Warranties: When buying from a dealership the car salesperson will want to sell you a warranty. Don't waste your money! They'll tell you you need it because if something expensive goes wrong it will cover it. If something expensive goes wrong, chances are it'll still be coming out of your pocket. Warranties only cover certain items so make sure you read every word of the warranty to find out exactly what is and what isn't covered.
Misuse: I could probably write a whole book on car abuse and neglect but I'll keep it short and sweet. Bring it to a mechanic if you think the car may have been misused or not taken care of.
Bad Titles: If you're buying a car for an everyday driver and the car you're looking at has any title issues don't bother looking at it. There are plenty of other cars out there that are the same make/model/color without any title issues.
With all of these issues you should always be prepared. A few things you can do to slim the chances of getting stuck with a car with big problems are;
- Research! Before looking at anything do plenty of research on the car you're looking to buy. Find out problem areas, cost of repairs, general wear and tear, and cost of maintenance. Some cars have high maintenance costs some just have lots of problems. Also research recalls and ask the owner if the recalls have been fixed. If so, does he or she have proof.
- Bring a friend: Having a person with you while looking at a car is a huge benefit. It allows a second pair of eyes and ears to check the car. Have them start the car and rev it for you while you stand at the back and front of the car to listen to the exhaust and engine. You can also have your friend talk to the owner of the car while you pay attention to the car itself. Bring a pad to take notes on and if you're really ambitious, bring a camera.
- Look at more than one: If you have a car in mind, try to look at and test drive as many as possible. Go to a few private sellers and dealers even if the cars are over priced and aren't exactly what you're looking for. This way you'll have something to compare and you'll make the best choice possible.
- Take it to a mechanic: Ask the seller if you can take the car to a mechanic before you buy. If they don't approve then it's your choice, but I would walk away. A local mechanic would be happy to inspect a car for a fee of course, but the fee is well worth it when you think about the amount of money you might be spending on continuous repairs in the future.
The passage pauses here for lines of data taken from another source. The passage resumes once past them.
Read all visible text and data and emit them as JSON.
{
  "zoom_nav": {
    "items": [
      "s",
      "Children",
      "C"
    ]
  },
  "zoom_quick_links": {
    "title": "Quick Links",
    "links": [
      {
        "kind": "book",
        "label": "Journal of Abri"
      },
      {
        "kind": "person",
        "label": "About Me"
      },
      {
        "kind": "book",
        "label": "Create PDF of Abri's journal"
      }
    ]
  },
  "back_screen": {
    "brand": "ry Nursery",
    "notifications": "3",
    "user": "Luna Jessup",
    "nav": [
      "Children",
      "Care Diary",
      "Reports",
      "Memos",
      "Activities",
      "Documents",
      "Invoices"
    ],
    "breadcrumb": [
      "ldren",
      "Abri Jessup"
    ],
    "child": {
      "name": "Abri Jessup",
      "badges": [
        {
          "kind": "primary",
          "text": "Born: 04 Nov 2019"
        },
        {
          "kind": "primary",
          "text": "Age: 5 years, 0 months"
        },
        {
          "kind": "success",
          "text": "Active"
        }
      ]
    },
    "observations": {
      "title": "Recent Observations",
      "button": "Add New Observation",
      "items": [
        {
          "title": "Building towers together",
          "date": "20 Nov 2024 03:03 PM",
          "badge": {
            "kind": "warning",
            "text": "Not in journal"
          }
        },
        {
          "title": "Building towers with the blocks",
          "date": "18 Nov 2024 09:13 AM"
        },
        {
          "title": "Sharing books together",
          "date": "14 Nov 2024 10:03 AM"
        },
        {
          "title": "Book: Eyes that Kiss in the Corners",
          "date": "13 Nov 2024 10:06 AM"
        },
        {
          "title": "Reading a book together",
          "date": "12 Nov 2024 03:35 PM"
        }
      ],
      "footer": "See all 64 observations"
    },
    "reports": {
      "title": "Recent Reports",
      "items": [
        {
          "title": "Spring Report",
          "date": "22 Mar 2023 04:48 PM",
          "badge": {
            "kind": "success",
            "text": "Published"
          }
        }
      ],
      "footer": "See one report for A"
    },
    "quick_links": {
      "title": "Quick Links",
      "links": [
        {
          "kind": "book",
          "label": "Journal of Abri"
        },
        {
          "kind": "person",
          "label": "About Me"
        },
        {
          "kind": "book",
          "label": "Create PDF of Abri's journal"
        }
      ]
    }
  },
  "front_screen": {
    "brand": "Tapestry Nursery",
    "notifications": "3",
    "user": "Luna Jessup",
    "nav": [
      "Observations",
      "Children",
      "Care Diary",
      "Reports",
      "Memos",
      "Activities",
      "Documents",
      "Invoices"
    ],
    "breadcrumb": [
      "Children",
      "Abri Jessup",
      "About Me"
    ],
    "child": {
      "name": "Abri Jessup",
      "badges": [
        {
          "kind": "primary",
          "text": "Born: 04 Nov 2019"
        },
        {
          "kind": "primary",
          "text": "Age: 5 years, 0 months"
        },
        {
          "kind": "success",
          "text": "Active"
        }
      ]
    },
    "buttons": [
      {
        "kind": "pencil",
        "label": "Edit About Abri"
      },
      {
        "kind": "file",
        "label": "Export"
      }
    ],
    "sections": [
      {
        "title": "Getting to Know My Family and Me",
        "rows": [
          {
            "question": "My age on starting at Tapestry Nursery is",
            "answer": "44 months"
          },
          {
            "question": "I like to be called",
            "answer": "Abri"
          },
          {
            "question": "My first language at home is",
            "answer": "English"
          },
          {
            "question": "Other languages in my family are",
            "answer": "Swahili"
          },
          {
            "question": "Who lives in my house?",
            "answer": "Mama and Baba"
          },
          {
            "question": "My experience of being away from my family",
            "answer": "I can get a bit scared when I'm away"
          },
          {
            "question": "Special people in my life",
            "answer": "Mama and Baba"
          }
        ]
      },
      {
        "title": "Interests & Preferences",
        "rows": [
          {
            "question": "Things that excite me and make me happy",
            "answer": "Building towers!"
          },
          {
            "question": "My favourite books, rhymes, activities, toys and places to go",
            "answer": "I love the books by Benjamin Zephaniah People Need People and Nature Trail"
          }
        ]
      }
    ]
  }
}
A mechanic will tell you exactly what's wrong and right with the car.
- Tires: A car should have all the same make and size tires. It is dangerous to drive with mismatching tires.
- Inspection: Make sure the car has an inspection sticker. If it doesn't you could be spending a lump sum to pass inspection. If the seller doesn't have it inspected as him/her to have it inspected this way you'll know what needs to be done.
- Service History: Ask to see the car's service history. Any receipts or proof that the car has been maintained is needed to see exactly what has been done to the car.
If you are patient and take measures to find a great car, you should find a car that is worth buying. Remember, the car is only as good as the previous owner(s) have kept it so if you don't trust the owner don't buy the car. If it doesn't feel, sound, drive, or act right then walk away. Good luck with your next purchase and drive it how it was meant to be driven!